Five women and one man died between July 28 and Aug. 11. Their ages ranged from 66 to 96 and all had underlying medical conditions. Of the deaths reported thus far during the pandemic, 96% had some underlying medical condition.
Of the 7,339 tests reported Wednesday, 3% returned positive, lowering the 14-day positive testing rate to 4.7%, well below the state’s target of 8% or fewer. The 7-day rolling average of tests is 8,413 daily.
A new COVID-19 testing site began operating Wednesday at the San Ysidro Port of Entry PedEast crossing.
The free testing site will operate from 6:30 a.m. to 10:30 a.m. Monday through Friday and will focus on testing essential workers and American citizens who live in Tijuana, according to San Diego County health officials.
No appointments are necessary at the walk-up site, which aims to offer about 200 tests daily. People getting tested will not be asked about their immigration status or who lives with them, health officials said.
“We know that communities in South Bay have been hit the hardest by COVID-19,” said Dr. Wilma Wooten, the county’s public health officer. “The location was selected because of the increase in cases in the region and the number of people, especially essential workers who cross daily.”
Of the total positive cases in the county, 2,792 — or 8.4% — have required hospitalization since the pandemic began, and 696 — or 2.1% — were admitted to an intensive care unit.
The county’s case rate per 100,000 residents as of Wednesday is 94.2. This is below the metric of 100 cases per 100,000 people set by the state. This is the first time the case rate has been below 100 since the county was placed on the state’s County Monitoring List on July 3.

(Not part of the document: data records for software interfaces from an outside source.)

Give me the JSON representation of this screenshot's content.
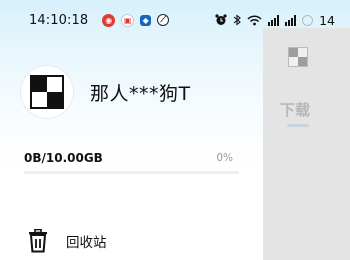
{
  "status_bar": {
    "time": "14:10:18",
    "battery_level": "14",
    "notification_icons": [
      "weibo-icon",
      "app-icon",
      "blue-app-icon",
      "compass-icon"
    ]
  },
  "profile": {
    "username": "那人***狗T"
  },
  "storage": {
    "used_total": "0B/10.00GB",
    "percent": "0%",
    "fraction": 0
  },
  "side_panel": {
    "tab_label": "下载"
  },
  "menu": {
    "items": [
      {
        "label": "回收站",
        "icon": "trash-icon"
      }
    ]
  },
  "colors": {
    "accent": "#4a90e2",
    "gradient_top": "#d7f0fb",
    "panel_bg": "#e4e4e4"
  }
}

San Diego County would need to report a case rate of 100 or below for three days to get off the state’s county monitoring list and a case rate of 100 or below for an additional 14 days before schools grades 7-12 can reopen. No other businesses can reopen after the 17 days unless the state provides further guidance.
County health officials also reported two community outbreaks Wednesday, bringing the number of outbreaks in the past week to 26.
The latest outbreaks were reported in a grocery store and a manufacturing setting, according to the county Health and Human Services Agency.
The number of community outbreaks remains well above the county’s goal of fewer than seven in a seven-day span. An outbreak is defined as three or more COVID-19 cases in a setting and in people of different households in the past 14 days.
Supervisor Nathan Fletcher said Tuesday that the county’s partnerships with its 18 incorporated communities were allowing law enforcement to step up efforts to punish egregious violators of public health orders.
A visit from county staff is the first action used, followed by a cease-and-desist order and then an order to close. If an entity refuses to close after that order, it will be cited and fined $1,000 — as University Heights gym Boulevard Fitness was on Tuesday, Fletcher said.
“The selfish defiance of the public health orders only hurts those acting in good faith,” he said. “This is not out of a desire to be punitive.”
Fletcher said problems with the state’s electronic reporting system — which has led to a backlog in test results — have mostly been resolved, but a few additional cases might be retroactively added to both local and statewide case totals in coming weeks.
Of all the people hospitalized due to the illness, 71% have been 50 or older. But county residents ages 20-29 have accounted for 25.5% of COVID-19 cases, the highest of any age group, according to county data. That age group is also least likely to take precautionary measures to avoid spreading the illness, officials said.
The age group with the second-highest number of infections — residents ages 30-39 — represents 19% of the county’s COVID-19 cases.